6. Self-assessment reduces the possibility for self-sabotage and low self-esteem. By knowing what truly drives you – embracing your strengths and acknowledging your areas of opportunity – you tend to make better decisions based on objective fact. Logical decisions based on fact tend to yield a higher probability of success (by minimizing the opportunity for failure), which in turn leads to higher self-esteem. There’s nothing quite like the victory of a success to boost ones’ confidence.
When you rationalize away the obvious, logically justify the irrational and ignore the reality you know is lurking beneath the surface you become a prime candidate for self-sabotage and low self-esteem. No one will fault you for what you aren’t, and even if they do it makes no real difference at the end of the day. No one will fault you for what you are incapable of doing, and those who do make no difference anyway.
Now that the true nature of honest self-assessment has been revealed, embrace the concept of identifying some areas to focus on during your introspective time. It’s easier to hit a target you can recognize from a distance.
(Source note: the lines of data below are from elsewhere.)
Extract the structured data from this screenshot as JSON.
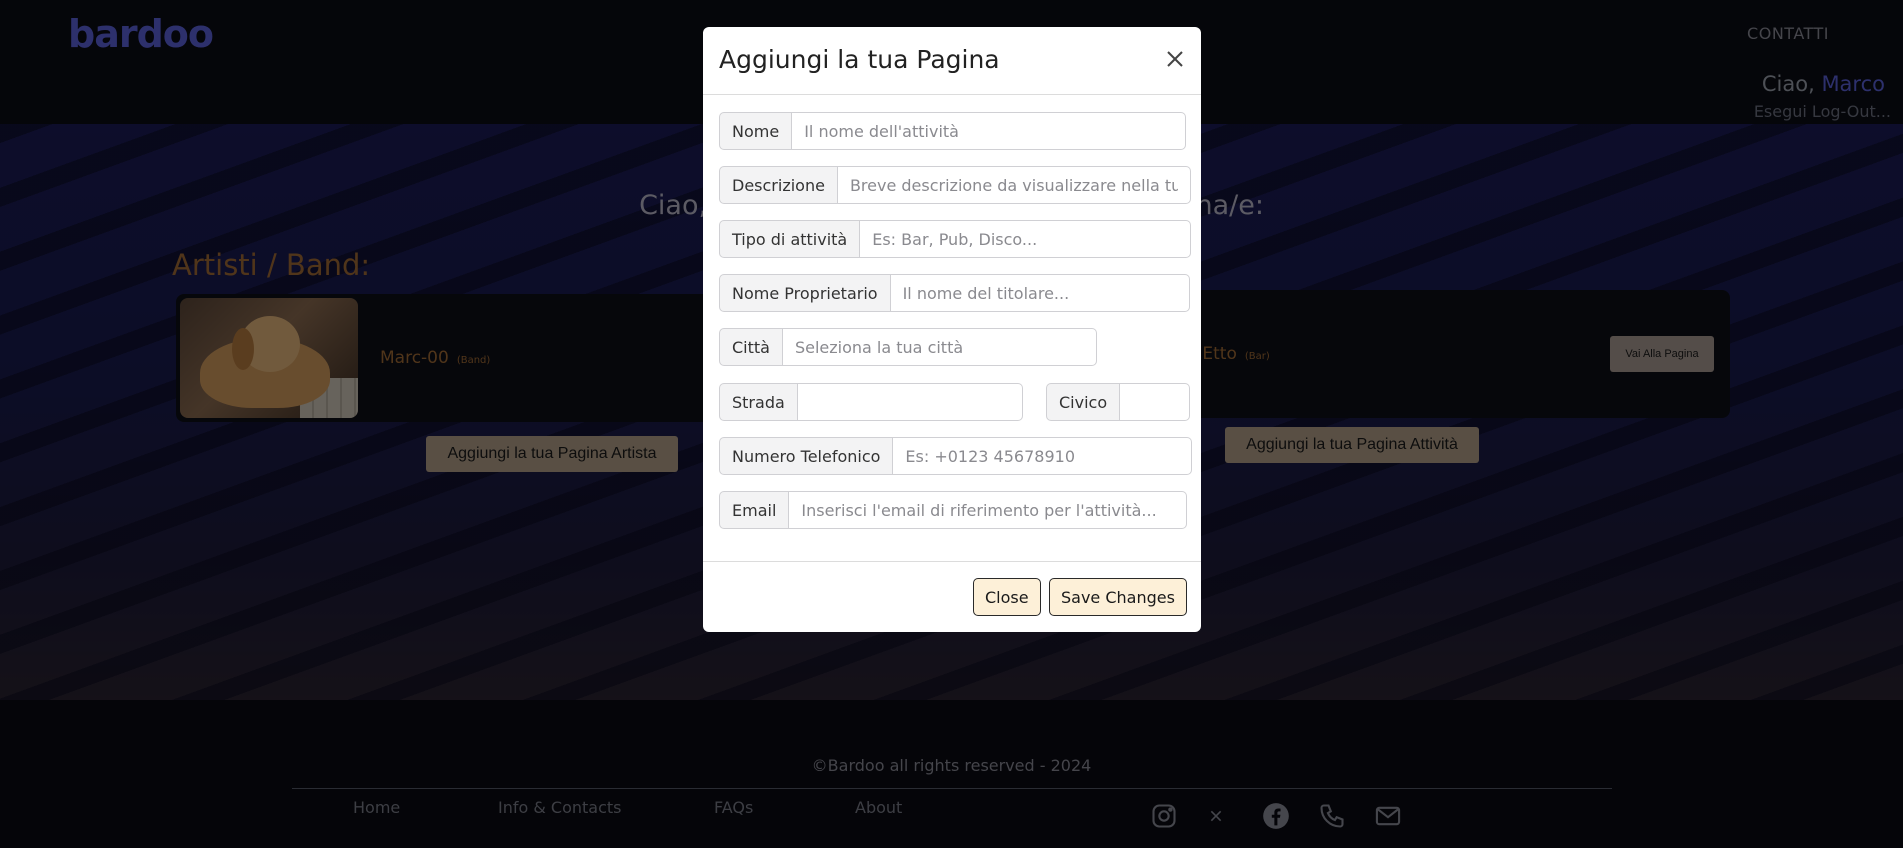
{
  "header": {
    "logo": "bardoo",
    "contatti": "CONTATTI",
    "greeting_prefix": "Ciao,",
    "user_name": "Marco",
    "logout": "Esegui Log-Out..."
  },
  "hero": {
    "title_left": "Ciao,",
    "title_right": "agina/e:",
    "section_label": "Artisti / Band:",
    "artist_card": {
      "name": "Marc-00",
      "tag": "(Band)"
    },
    "venue_card": {
      "name": "r Etto",
      "tag": "(Bar)",
      "button": "Vai Alla Pagina"
    },
    "add_artist_button": "Aggiungi la tua Pagina Artista",
    "add_venue_button": "Aggiungi la tua Pagina Attività"
  },
  "modal": {
    "title": "Aggiungi la tua Pagina",
    "fields": {
      "nome": {
        "label": "Nome",
        "placeholder": "Il nome dell'attività"
      },
      "descrizione": {
        "label": "Descrizione",
        "placeholder": "Breve descrizione da visualizzare nella tua pagina"
      },
      "tipo": {
        "label": "Tipo di attività",
        "placeholder": "Es: Bar, Pub, Disco..."
      },
      "proprietario": {
        "label": "Nome Proprietario",
        "placeholder": "Il nome del titolare..."
      },
      "citta": {
        "label": "Città",
        "placeholder": "Seleziona la tua città"
      },
      "strada": {
        "label": "Strada",
        "placeholder": ""
      },
      "civico": {
        "label": "Civico",
        "placeholder": ""
      },
      "telefono": {
        "label": "Numero Telefonico",
        "placeholder": "Es: +0123 45678910"
      },
      "email": {
        "label": "Email",
        "placeholder": "Inserisci l'email di riferimento per l'attività..."
      }
    },
    "close_button": "Close",
    "save_button": "Save Changes"
  },
  "footer": {
    "copyright": "©Bardoo all rights reserved - 2024",
    "links": [
      "Home",
      "Info & Contacts",
      "FAQs",
      "About"
    ],
    "social_icons": [
      "instagram-icon",
      "x-icon",
      "facebook-icon",
      "phone-icon",
      "mail-icon"
    ]
  },
  "colors": {
    "brand": "#5a60d8",
    "accent_orange": "#a06a35",
    "button_beige": "#b29e88",
    "modal_button_bg": "#fdf0d8"
  }
}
Michael I. Kaplan is a passionate advocate for military veterans transitioning into the civilian workforce and consults for those considering the pursuit of entrepreneurial small business ventures.  He specializes in designing and launching casual dining restaurant concepts, and trouble-shooting outlier units for franchise operations.

His most recent book, The Prior-Service Entrepreneur: Providing Military Veterans with the Competitive Skills to Start a Successful Business, has earned 5-STAR recognition on Amazon and is available through all major booksellers. Michael regularly writes and publishes articles for veteran organizations and advocacy groups.  To contact Michael, visit his LinkedIn ProfileTwitter Page or contact him directly by email.